The new public interest obligation were among many affecting other areas of Comcast and NBCU businesses that were imposed not only by FCC, but also by the Department of Justice, which also blessed the $13.75 billion deal yesterday.
Now that the regulators have had their say, the parties are free to go to closing. That’s expected by the end of the month.
“After a thorough review, we have adopted strong and fair merger conditions to ensure this transaction serves the public interest,” FCC Chairman Julius Genachowski said in a statement. “The conditions include carefully considered steps to ensure that competition drives innovation in the emerging online video marketplace.”
After nine months of negotiations and three months of media speculation, Comcast announced its agreement to take over NBCU in December 2009.
In exchange for $6.5 billion in cash and $7.25 billion in programming assets, Comcast would acquire a controlling 51% share of a newly joint venture. GE would retain 49% interest.
Although most observers saw the deal as Comcast’s desire to snatch NBCU’s plum cable networks, notably USA, Bravo, Syfy, CNBC and MSNBC, Comcast executives were quick to say they were also committed to the broadcasting business, which includes NBC and the NBC and Telemundo O&Os.
In its grant, the FCC went a long way toward codifying that commitment.
To further “broadcast localism,” the FCC says in an outline of the conditions released yesterday, the O&Os must air “thousands of additional hours of local news and information programming.” On a conference call after release of the outline, FCC offcials were unwilling to provide details. However, in her statement, FCC Commissioner Mignon Clyburn said the NBC O&Os will have to “collectively produce an additional 1,000 hours per year of local news and information programming” for the next three years.
In addition, the outline says, some of the stations must enter into cooperative arrangements with locally focused nonprofit news organizations and they must provide free, on-demand local programming. An FCC source said the non-profit news requirement applies to only five NBC O&Os, including KNSD San Diego, which is already working with such an organization, Voices of San Diego.
Although the stations must cooperate with the non-profits, they are not obliged to carry any of the programming they produce, the source said.
The FCC is also requiring Comcast to expand its Spanish-language programming on the stations as well as on on-demand and online platforms. The Telemundo stations now air Spanish-language programming only.
For the sake of children, the FCC says in the outline, Comcast must also “increase the availability” of children’s programming on its TV stations and “add at least 1,500 more choices” to its on-demand offerings. According to the FCC source, the agency is demanding that the stations air one additional hour of children’s programming each week for the next three years. Under current rules, they must air three hours.

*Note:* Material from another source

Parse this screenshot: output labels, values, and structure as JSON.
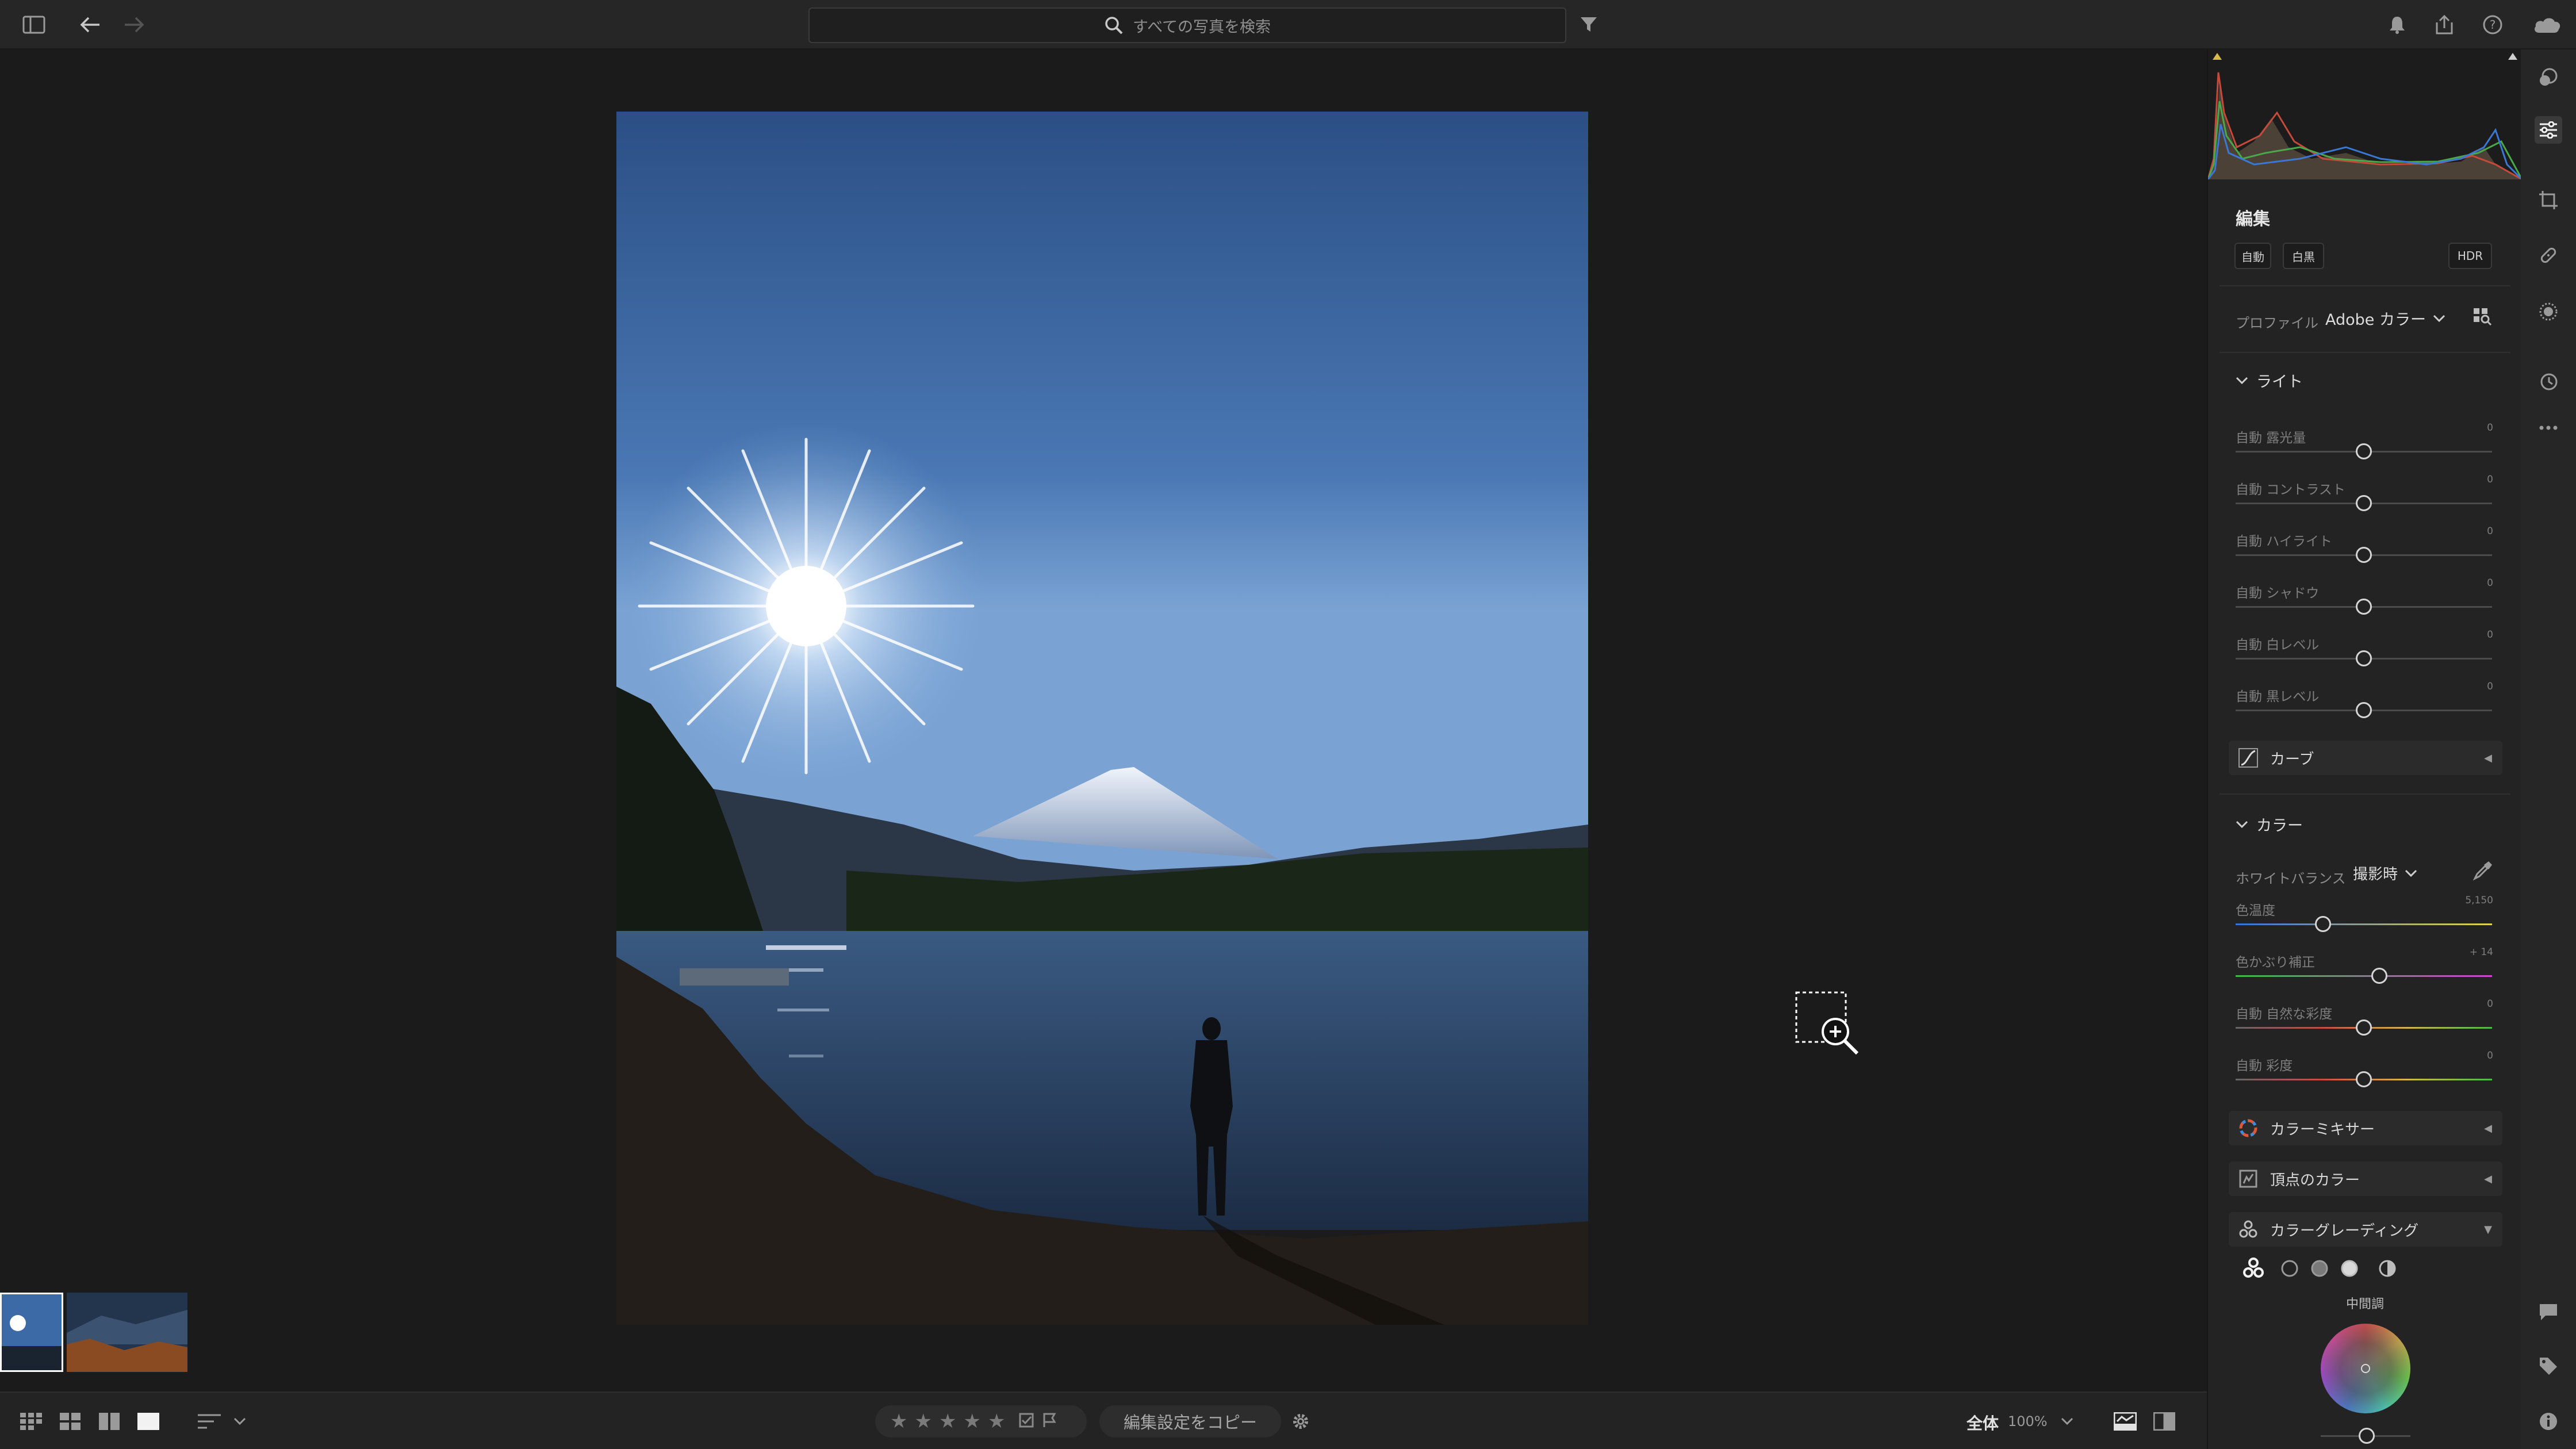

Another condition would require Comcast to provide additional on-screen ratings information on broadcast and cable channels and improved parental controls.
The FCC also said that it adopted a series of conditions that were agreed upon by Comcast and the affiliates of the Big Four broadcast networks.
Among other things, those conditions would protect “the integrity of over-the-air broadcasting, network-affiliate relations and fair and equitable retransmission consent negotiations” between the affiliates and Comcast.
Other conditions attached to the grant would require Comcast to offer broadband services to low-income households at reduced prices and provide high-speed broadband to schools, libraries and underserved communities.
The grant also contains safeguards designed to prevent Comcast from discriminating against other cable programmers seeking carriage on Comcast systems and other cable systems seeking to carry Comcast’s cable networks.
FCC Commissioner Michael Copps cast the dissenting vote. “[A]t the end of the day, the public interest requires more –much more– than it is receiving,” Copps said in a statement explaining his opposition. The joint venture “opens the door to the cable-ization of the open Internet,” he said. “The potential for walled gardens, toll booths, content prioritization, access fees to reach end users, and a stake in the heart of independent content production is now very real.”
Copps also addressed the impact on broadcasting. “Given that this merger will make the joint venture a steward of the public’s airwaves as a broadcast licensee, I asked for a major commitment of its resources to beef up the news operation at NBC. That request was not taken seriously.
“Increasing the quantity of news by adding hours of programming is no substitute for improving the quality of news by devoting the necessary resources,” he added.
For a look at the outline of the conditions, click here. The FCC is expected to release the entire order detailing the conditiions within the next couple of days.